A lot of people think about programming as some huge, difficult discipline that you sit down and learn like you would learn History or Math. I think I'll learn how to code today, one might say, and I've really been looking forward to that quantum physics class.
Here's the thing: almost no one learns how to code in a classroom, by hearing about it or by reading about it. People learn how to code by doing it, like driving a car. But most people learn how to drive a car because it gets them from Point A to Point B, not because driving is fun. Lots of people drive for fun, but hundreds of millions of people slog through traffic on their way to work every day.
For many people, coding is not a separate discipline; it is a means to get a job done. Oh, you need 10,000 slightly different copies of that letter?

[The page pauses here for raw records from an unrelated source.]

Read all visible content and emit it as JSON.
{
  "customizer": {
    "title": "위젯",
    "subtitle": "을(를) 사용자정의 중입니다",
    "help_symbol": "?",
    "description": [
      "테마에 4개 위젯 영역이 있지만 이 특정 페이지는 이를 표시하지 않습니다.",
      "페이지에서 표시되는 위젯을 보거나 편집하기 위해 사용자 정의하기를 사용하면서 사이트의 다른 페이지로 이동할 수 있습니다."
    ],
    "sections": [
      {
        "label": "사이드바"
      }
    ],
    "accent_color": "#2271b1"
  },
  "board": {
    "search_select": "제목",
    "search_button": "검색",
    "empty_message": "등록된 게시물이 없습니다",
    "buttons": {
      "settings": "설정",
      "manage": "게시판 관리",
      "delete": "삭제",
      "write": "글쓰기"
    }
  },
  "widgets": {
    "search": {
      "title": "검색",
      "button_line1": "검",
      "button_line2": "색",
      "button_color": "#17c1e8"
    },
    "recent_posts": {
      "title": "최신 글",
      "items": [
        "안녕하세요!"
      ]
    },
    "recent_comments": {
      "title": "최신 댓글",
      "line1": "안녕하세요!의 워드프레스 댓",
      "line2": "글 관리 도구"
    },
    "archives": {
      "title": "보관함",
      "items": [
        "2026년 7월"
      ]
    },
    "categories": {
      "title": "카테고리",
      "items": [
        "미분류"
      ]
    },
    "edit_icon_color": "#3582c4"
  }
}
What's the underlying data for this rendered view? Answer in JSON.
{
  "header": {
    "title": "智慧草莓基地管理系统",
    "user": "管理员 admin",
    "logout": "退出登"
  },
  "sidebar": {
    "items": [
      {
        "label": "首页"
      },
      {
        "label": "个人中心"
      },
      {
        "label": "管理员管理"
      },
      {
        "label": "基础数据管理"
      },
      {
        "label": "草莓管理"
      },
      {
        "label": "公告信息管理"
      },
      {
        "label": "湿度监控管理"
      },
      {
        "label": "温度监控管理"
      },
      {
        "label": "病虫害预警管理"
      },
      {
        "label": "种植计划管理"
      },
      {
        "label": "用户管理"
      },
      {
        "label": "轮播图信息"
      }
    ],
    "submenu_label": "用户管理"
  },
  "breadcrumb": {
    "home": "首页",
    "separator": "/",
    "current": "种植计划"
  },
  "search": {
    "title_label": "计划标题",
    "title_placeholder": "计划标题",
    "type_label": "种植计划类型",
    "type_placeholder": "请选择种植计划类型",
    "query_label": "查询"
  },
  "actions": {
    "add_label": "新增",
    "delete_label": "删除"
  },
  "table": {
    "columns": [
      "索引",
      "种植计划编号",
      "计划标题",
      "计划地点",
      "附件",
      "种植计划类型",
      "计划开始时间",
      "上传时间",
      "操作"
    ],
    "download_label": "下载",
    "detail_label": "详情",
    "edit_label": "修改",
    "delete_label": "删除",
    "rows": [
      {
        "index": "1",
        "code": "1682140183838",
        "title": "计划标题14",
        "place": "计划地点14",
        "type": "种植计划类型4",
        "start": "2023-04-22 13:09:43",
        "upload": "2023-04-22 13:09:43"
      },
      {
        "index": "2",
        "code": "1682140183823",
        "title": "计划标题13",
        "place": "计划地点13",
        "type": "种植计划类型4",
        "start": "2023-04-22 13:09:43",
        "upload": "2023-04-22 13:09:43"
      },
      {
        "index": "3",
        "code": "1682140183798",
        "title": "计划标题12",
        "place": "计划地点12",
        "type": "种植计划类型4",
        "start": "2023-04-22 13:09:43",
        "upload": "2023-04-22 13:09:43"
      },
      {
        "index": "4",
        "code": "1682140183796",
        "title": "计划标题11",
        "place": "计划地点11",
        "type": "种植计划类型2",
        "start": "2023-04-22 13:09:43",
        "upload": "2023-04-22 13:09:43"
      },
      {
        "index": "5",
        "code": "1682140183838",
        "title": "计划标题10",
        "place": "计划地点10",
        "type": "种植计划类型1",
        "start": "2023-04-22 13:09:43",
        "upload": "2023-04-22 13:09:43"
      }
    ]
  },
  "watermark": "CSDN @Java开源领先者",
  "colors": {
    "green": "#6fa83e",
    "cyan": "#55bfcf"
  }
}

Let me spend 5 minutes and write a script for you and we will never have to worry about that problem again. Did you say you wanted to know who the top 10 East Coast salespeople were this quarter? Why don't you write a quick SQL query to find that out. Want to remind yourself which meetings you've had each week? Google Calendar has an API...
I taught myself programming when I was 15 not because I decided one day that it would be a useful career skill (although it has been, immensely) but because I had a problem I needed to solve and modifying a code snippet seemed like the most effective way to solve it. To this day I think about programming as one (of many) tools to solve problems I encounter rather than as its own field; the ultimate goal of coding is to make people's lives easier, not to write code. When some people are confronted with problems, they write essays or delegate or make phone calls or physically build something. When I am confronted with a problem, sometimes I write code.1
At some level, nearly as many people could benefit from coding as they can from driving – and coding won't get you stuck in traffic. It is a way to accomplish other things that is widely applicable to many different industries and problems. Just like driving to the movies is not much different than driving to the grocery store, if you can write one program you can probably write thousands of others, too. It's probably no surprise that I am a fan of companies who use technology to disrupt other industries. Sometimes I look at the number of startups who consider themselves in the "technology industry" and wonder how long they can scratch their own itch before they scratch their own heads off.
To be clear: I passionately enjoy programming and I've been doing it almost every day since I started in 2007. In many respects and for many applications it is worth pursuing in its own right, and I certainly have the deepest respect for the engineers working hard in the field every day to maintain and improve critical infrastructure (a role I sometimes adopt as well). There is a large class of problems that can only be solved by building things in code, and those problems require specialized knowledge and years of expertise. But there is another, much broader class of problems that everyone else faces on a daily basis that could be solved most effectively with a little bit of code.2
If you want to learn to code, find a problem you care about and choose coding as the solution to it.
1 On the other hand, often the problems I am confronted with are specifically about how to write code. I like those, though it's important to know what the real purpose is. (back)
2 If you're wincing because you've had to deal with one-off legacy code that favored efficiency over canon, I do feel your pain. There are always trade-offs to make no matter the solution. (back)